App and web page records
+===+
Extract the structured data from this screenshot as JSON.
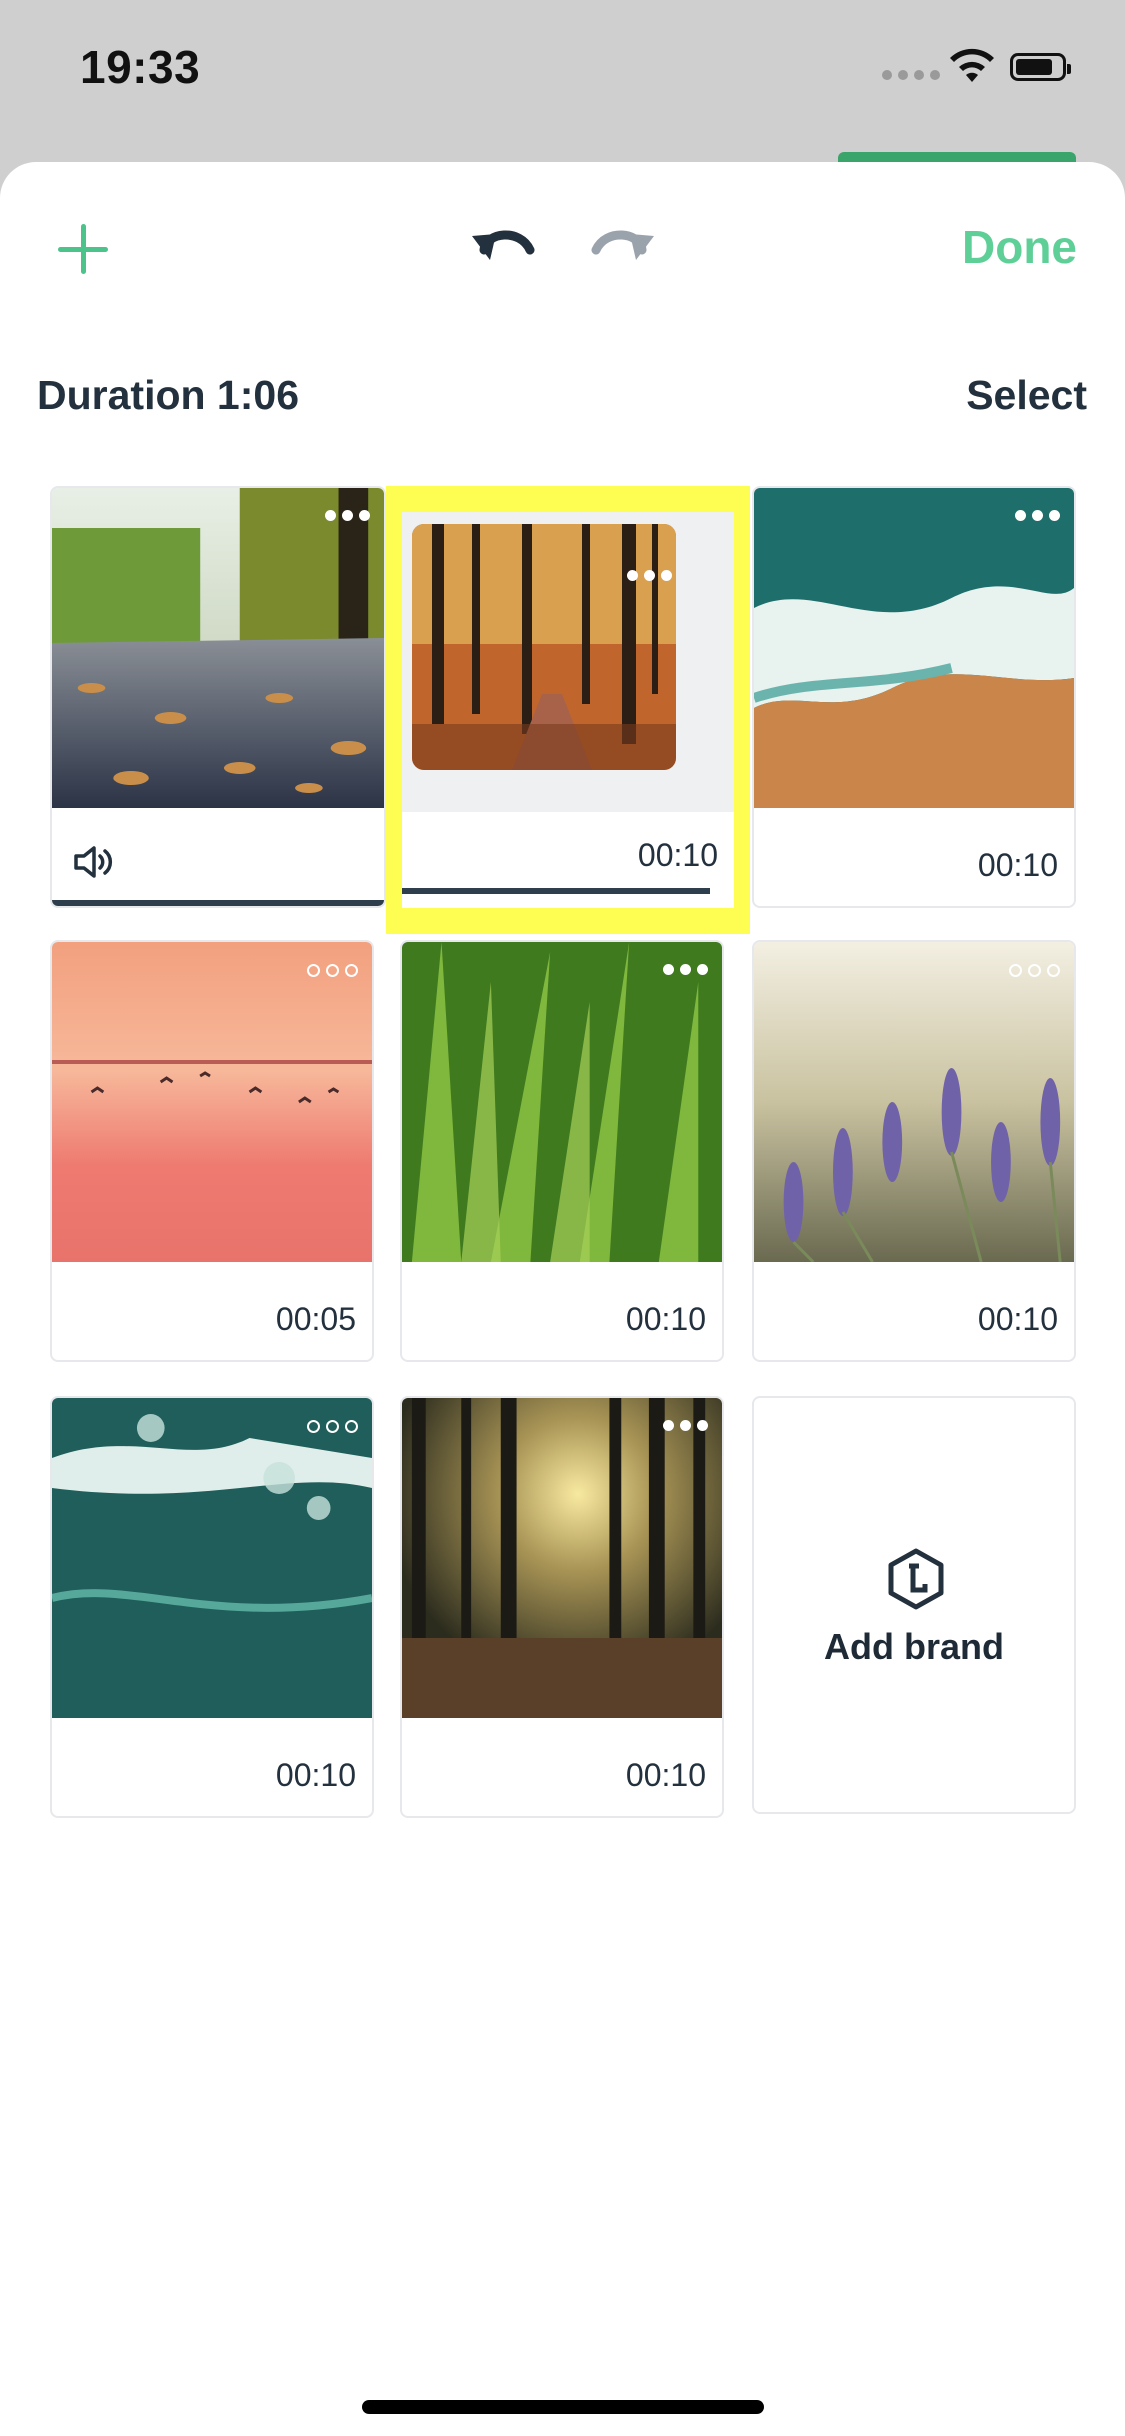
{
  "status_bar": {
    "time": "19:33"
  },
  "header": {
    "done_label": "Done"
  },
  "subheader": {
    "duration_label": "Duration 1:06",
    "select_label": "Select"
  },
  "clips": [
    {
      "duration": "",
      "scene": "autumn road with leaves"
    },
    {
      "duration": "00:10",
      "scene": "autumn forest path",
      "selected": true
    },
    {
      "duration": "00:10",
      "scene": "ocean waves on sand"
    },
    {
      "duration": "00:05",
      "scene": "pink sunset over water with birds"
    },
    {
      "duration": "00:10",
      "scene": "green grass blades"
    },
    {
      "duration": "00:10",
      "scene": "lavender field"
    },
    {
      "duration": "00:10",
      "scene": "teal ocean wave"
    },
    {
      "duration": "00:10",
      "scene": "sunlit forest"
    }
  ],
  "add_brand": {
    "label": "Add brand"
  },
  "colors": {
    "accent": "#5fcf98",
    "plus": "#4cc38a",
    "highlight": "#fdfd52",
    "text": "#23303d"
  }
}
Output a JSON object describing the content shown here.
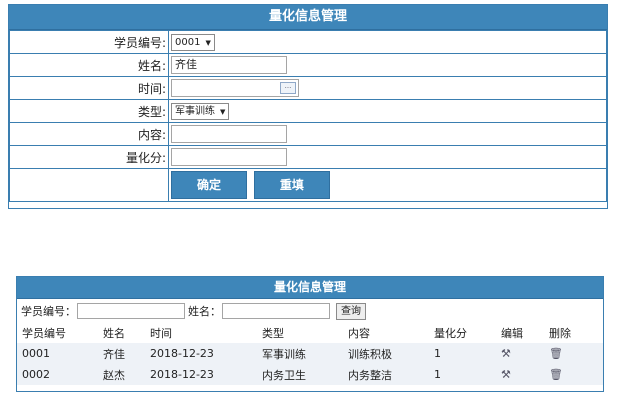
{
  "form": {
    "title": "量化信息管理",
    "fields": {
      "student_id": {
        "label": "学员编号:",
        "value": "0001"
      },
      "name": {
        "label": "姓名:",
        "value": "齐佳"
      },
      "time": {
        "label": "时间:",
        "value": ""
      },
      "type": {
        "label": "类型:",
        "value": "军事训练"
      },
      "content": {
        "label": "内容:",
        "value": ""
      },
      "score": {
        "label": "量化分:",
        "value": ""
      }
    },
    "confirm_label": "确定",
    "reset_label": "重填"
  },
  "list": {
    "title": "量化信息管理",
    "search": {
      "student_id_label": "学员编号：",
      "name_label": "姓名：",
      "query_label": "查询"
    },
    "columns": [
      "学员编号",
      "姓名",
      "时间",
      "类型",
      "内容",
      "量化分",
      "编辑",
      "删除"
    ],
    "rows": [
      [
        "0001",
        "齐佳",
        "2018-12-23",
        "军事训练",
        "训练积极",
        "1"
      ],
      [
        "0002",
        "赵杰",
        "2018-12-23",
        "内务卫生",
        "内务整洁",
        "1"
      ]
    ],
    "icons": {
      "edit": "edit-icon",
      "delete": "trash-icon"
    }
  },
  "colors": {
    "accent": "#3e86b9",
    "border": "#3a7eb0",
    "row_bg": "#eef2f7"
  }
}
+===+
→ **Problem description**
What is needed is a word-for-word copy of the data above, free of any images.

→ **Result**
Extract the structured data from this screenshot as JSON.
{
  "status_bar": {
    "time": "19:33"
  },
  "header": {
    "done_label": "Done"
  },
  "subheader": {
    "duration_label": "Duration 1:06",
    "select_label": "Select"
  },
  "clips": [
    {
      "duration": "",
      "scene": "autumn road with leaves"
    },
    {
      "duration": "00:10",
      "scene": "autumn forest path",
      "selected": true
    },
    {
      "duration": "00:10",
      "scene": "ocean waves on sand"
    },
    {
      "duration": "00:05",
      "scene": "pink sunset over water with birds"
    },
    {
      "duration": "00:10",
      "scene": "green grass blades"
    },
    {
      "duration": "00:10",
      "scene": "lavender field"
    },
    {
      "duration": "00:10",
      "scene": "teal ocean wave"
    },
    {
      "duration": "00:10",
      "scene": "sunlit forest"
    }
  ],
  "add_brand": {
    "label": "Add brand"
  },
  "colors": {
    "accent": "#5fcf98",
    "plus": "#4cc38a",
    "highlight": "#fdfd52",
    "text": "#23303d"
  }
}
Output a JSON object describing the content shown here.
{
  "form": {
    "title": "量化信息管理",
    "fields": {
      "student_id": {
        "label": "学员编号:",
        "value": "0001"
      },
      "name": {
        "label": "姓名:",
        "value": "齐佳"
      },
      "time": {
        "label": "时间:",
        "value": ""
      },
      "type": {
        "label": "类型:",
        "value": "军事训练"
      },
      "content": {
        "label": "内容:",
        "value": ""
      },
      "score": {
        "label": "量化分:",
        "value": ""
      }
    },
    "confirm_label": "确定",
    "reset_label": "重填"
  },
  "list": {
    "title": "量化信息管理",
    "search": {
      "student_id_label": "学员编号：",
      "name_label": "姓名：",
      "query_label": "查询"
    },
    "columns": [
      "学员编号",
      "姓名",
      "时间",
      "类型",
      "内容",
      "量化分",
      "编辑",
      "删除"
    ],
    "rows": [
      [
        "0001",
        "齐佳",
        "2018-12-23",
        "军事训练",
        "训练积极",
        "1"
      ],
      [
        "0002",
        "赵杰",
        "2018-12-23",
        "内务卫生",
        "内务整洁",
        "1"
      ]
    ],
    "icons": {
      "edit": "edit-icon",
      "delete": "trash-icon"
    }
  },
  "colors": {
    "accent": "#3e86b9",
    "border": "#3a7eb0",
    "row_bg": "#eef2f7"
  }
}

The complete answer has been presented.